The objective of this study was to gather new information on the poorly monitored local cetacean populations in order to understand the threat posed by interactions with fisheries either due to unintended bycatch (entanglement) or direct capture. The information presented provides a valuable insight into the occurrence, relative abundance, and at-sea distribution of cetaceans and an indication as to which cetacean species appear to be under the greatest fishing pressure. As such, these findings provide new directions for future assessments of fishing pressure on cetaceans through incidental catches and directed takes.
Information regarding location of fishing vessels is available upon request
Attributes described below represent those in the original dataset provided by the provider.
This section explains attributes included in the original dataset. OBIS-SEAMAP restricts the attributes available to the public to date/time, lat/lon and species names/counts only. Should you need other attributes described here, you are encouraged to contact the data provider.
Attributes in dataset provided
|Rays and sharks||0|
|Latitude||3.60 - 4.87|
|Longitude||-3.44 - -1.85|
|Coord. prec.||5 decimal digits|
|Data type||Animal sighting|
|Sharing policy||CC-BY-NC (Minimum)|
|Also availalbe from||iOBIS|
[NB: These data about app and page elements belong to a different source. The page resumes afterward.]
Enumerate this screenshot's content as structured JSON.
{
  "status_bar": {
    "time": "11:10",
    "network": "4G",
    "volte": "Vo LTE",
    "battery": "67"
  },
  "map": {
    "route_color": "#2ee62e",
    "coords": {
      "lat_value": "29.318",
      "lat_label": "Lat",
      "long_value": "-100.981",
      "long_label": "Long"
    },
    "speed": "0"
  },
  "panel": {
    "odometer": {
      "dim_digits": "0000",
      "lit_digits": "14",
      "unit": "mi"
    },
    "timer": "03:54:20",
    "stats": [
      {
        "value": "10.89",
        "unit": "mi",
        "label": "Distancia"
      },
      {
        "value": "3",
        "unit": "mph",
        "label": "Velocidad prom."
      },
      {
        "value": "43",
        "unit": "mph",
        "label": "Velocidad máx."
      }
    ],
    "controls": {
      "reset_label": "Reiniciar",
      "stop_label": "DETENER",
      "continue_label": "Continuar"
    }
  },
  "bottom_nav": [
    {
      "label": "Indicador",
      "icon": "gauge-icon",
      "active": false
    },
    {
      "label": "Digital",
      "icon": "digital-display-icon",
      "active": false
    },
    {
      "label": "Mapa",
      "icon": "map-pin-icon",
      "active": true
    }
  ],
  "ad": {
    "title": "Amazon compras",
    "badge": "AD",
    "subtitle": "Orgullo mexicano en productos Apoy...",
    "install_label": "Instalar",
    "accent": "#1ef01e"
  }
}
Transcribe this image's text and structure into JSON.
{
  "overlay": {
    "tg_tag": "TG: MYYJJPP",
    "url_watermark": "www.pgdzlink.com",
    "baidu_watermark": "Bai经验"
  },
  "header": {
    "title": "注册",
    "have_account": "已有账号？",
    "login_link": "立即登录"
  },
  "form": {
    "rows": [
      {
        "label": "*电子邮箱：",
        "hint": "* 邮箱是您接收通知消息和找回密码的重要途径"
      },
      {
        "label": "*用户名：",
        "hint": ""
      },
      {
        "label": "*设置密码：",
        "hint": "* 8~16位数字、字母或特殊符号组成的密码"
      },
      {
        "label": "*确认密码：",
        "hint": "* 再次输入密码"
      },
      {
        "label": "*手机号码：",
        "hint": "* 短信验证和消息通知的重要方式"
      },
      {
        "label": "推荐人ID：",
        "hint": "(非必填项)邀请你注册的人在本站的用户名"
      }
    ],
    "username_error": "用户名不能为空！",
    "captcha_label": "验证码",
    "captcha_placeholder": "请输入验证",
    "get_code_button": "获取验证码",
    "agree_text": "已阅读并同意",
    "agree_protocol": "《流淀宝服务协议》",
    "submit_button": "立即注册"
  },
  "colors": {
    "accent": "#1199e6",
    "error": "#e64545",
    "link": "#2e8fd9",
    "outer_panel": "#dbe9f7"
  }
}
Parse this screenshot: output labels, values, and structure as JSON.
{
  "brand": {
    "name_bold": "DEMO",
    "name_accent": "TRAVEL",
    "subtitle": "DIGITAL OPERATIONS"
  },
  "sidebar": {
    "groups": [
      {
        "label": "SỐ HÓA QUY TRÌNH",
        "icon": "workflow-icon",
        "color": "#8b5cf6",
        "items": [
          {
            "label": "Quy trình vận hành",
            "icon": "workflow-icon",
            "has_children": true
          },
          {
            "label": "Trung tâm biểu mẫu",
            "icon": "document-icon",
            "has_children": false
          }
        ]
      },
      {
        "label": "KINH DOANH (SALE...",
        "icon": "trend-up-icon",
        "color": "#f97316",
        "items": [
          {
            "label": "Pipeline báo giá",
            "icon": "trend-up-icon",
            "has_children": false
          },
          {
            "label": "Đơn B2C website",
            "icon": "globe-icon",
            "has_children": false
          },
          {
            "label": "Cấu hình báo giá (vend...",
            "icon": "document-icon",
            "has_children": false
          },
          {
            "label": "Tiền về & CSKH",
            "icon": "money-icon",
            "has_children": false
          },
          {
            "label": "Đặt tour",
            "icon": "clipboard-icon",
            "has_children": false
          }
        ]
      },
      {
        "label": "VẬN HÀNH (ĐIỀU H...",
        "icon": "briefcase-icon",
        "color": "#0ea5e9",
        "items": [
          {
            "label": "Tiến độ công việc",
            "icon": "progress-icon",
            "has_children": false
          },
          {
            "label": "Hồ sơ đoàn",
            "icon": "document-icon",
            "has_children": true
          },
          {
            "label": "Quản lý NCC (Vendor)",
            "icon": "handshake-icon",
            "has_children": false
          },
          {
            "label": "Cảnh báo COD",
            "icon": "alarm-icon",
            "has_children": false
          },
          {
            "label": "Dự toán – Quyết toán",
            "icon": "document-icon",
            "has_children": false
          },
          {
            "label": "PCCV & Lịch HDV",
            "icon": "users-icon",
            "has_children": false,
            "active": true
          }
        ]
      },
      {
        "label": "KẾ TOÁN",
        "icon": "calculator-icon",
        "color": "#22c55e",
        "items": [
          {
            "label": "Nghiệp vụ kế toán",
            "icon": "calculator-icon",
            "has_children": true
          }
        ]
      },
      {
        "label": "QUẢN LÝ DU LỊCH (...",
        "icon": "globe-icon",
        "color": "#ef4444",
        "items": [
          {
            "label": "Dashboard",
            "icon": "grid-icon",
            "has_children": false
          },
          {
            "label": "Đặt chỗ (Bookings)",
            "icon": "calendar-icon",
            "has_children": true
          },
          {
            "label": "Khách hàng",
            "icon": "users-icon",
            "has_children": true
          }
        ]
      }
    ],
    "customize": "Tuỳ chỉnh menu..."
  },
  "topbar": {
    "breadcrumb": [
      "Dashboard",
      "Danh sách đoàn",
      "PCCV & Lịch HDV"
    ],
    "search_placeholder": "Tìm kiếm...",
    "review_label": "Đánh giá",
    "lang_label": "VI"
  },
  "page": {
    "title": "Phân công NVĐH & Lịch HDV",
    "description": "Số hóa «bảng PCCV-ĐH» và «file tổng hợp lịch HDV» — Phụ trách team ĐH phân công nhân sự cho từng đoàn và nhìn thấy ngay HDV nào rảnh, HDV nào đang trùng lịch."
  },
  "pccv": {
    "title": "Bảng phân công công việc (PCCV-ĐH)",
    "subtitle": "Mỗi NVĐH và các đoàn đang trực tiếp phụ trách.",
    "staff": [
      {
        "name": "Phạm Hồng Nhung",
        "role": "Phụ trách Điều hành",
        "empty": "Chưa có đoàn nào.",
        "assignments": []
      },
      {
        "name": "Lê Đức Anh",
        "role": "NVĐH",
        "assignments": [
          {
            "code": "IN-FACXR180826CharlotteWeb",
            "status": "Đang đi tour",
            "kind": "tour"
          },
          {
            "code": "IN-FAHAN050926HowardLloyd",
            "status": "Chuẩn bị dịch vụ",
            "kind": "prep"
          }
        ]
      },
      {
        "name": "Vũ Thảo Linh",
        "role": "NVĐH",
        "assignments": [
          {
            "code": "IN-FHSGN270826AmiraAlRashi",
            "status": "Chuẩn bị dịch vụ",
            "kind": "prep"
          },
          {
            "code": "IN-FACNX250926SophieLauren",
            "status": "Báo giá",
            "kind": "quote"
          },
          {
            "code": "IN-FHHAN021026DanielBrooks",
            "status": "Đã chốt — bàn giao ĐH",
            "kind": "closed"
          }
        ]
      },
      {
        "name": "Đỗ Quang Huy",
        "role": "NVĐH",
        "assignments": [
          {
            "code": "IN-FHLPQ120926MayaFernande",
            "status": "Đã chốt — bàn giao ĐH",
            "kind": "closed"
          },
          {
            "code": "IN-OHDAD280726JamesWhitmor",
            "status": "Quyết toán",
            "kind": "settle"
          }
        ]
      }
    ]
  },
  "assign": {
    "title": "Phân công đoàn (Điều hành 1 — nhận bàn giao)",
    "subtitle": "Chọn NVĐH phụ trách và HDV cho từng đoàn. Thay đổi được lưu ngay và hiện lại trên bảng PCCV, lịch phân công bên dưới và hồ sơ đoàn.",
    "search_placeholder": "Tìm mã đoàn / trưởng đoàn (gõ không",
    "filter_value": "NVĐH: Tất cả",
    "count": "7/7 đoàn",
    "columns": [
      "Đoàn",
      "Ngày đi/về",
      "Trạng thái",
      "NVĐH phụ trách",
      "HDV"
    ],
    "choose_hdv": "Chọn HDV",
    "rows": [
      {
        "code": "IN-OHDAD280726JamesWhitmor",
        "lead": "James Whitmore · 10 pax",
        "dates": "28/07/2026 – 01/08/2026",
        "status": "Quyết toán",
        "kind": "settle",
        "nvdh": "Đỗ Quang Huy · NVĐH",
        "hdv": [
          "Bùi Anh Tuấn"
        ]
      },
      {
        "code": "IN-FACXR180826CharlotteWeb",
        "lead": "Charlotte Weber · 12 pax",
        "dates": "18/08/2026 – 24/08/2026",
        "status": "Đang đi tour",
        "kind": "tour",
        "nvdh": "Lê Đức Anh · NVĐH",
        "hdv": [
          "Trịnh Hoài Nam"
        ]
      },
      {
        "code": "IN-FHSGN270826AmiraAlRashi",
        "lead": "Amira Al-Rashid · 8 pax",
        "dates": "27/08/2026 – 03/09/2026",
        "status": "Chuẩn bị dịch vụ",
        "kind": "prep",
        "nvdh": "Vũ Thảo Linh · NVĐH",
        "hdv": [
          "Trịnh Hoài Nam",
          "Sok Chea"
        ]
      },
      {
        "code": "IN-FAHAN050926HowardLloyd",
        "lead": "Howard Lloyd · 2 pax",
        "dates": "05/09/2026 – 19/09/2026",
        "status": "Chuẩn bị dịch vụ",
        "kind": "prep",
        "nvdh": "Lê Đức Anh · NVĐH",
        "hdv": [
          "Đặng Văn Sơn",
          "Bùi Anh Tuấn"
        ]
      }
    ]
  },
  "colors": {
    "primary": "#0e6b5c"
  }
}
|See metadata in static HTML|
|See metadata in FGDC XML|
|See download history / statistics|